Joe Biden has taken charge of the US response to the coronavirus pandemic as the country reported a record daily increase in deaths.

One year to the day since the first Covid-19 case was diagnosed in the US, states attributed a further 4,409 deaths to the virus, according to data on Wednesday from the Covid Tracking Project.

The latest figures came hours after Mr Biden in his inauguration speech reflected on a “deadly virus” that has claimed the lives of about 400,000 Americans, cost millions of jobs and closed businesses. He called for a unified response to address what he said “may well be the toughest and deadliest period of the virus”.

On his first afternoon as president, Mr Biden signed several executive orders, some aimed at curbing the pandemic, including one establishing a mask mandate on federal properties for the next 100 days, and another creating a position to co-ordinate the government’s response to the crisis.

The new administration has taken office as leaders and public health officials race to keep the vaccine rollout on track to restore public trust and blunt the risks posed by a newly identified, more infectious strain of the disease, while the country’s death toll lurches higher.

Since the start of the pandemic, 24.1m Americans have tested positive for coronavirus, while 396,837 people have died, according to data from the CTP. Johns Hopkins University, which uses an alternate methodology, has reported the death toll exceeds 400,000.

Line chart of Number of people currently in US hospitals with coronavirus showing US Covid hospitalisations have eased from a peak

States have attributed more than 57,000 deaths to coronavirus in January, almost 20,000 fatalities shy of December’s toll, the deadliest month so far. Estimates from the US Centers for Disease Control and Prevention suggest the number of fatalities in the country could reach 508,000 by February 13.

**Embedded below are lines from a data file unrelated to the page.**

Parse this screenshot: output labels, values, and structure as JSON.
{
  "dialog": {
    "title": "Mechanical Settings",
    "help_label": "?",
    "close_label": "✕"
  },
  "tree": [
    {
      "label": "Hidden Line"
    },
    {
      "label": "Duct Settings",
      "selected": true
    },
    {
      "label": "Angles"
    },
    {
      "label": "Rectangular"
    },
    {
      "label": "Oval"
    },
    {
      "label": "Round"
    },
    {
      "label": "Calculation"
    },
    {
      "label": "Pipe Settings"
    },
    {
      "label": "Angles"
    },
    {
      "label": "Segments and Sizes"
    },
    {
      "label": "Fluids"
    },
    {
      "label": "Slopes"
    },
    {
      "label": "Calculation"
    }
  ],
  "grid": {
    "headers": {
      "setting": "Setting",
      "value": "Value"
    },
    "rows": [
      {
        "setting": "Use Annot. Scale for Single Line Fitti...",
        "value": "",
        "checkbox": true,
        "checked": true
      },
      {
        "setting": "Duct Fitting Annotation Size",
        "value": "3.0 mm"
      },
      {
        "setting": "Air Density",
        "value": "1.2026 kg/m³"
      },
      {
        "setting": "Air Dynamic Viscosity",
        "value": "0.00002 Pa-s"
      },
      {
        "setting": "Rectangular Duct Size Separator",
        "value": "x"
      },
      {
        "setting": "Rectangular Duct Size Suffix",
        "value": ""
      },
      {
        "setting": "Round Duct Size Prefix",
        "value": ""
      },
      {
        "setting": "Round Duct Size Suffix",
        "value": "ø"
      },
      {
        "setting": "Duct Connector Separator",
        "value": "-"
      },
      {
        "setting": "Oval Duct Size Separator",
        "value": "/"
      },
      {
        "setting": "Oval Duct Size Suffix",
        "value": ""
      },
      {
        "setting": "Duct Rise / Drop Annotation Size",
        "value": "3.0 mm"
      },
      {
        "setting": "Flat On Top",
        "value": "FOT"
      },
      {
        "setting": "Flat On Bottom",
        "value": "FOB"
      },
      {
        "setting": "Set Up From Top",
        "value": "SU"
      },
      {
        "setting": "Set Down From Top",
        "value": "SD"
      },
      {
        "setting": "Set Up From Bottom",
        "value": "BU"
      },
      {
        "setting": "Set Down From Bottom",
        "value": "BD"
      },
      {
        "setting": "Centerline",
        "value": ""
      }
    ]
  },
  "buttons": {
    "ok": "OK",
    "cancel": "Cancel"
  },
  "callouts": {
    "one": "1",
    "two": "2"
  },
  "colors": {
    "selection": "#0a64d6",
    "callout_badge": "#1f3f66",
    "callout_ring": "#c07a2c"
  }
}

In his first act as president, Mr Biden called for the crowds at the Capitol and at home to join him in a moment of silent prayer to remember those who died in the past year because of coronavirus.

The headline numbers emphasised the scale of the pandemic within the US, but recent trends suggest there could be a reprieve following a surge in cases, hospitalisations and deaths that may have peaked in early January in the wake of the holiday season.

Line chart of Number of fatalities attributed to coronavirus since the first diagnosed case in the US showing US Covid fatalities number about 400,000 one year into the pandemic

The US reported 185,822 new infections on Wednesday, according to the data from the CTP, bringing the average over the past week down to 192,825 cases per day. Ten days earlier, the US was averaging a record 244,707 cases a day.

The number of people in hospital with coronavirus was 122,700, the latest data showed. While it is the lowest level in more than three weeks, healthcare resources around the country have been strained by the number of patients being treated.

Deaths tend to lag trends in hospitalisations and cases. Beginning January 7, the US’s daily death toll from the pandemic exceeded 4,000 on several occasions. That trend has begun to ease in the past few days, however, and the US has averaged 3,043 deaths a day over the past week.

Mr Biden has pledged to vaccinate 100m Americans within his first 100 days in office, and plans to call on everyone in the country to wear a mask.

In the five weeks since the first vaccines were shipped, about 36m doses have been distributed to states, but only 14.3m people have received at least one shot so far, according to the CDC — well below the Trump administration’s goal of having distributed 20m jabs by the end of 2020.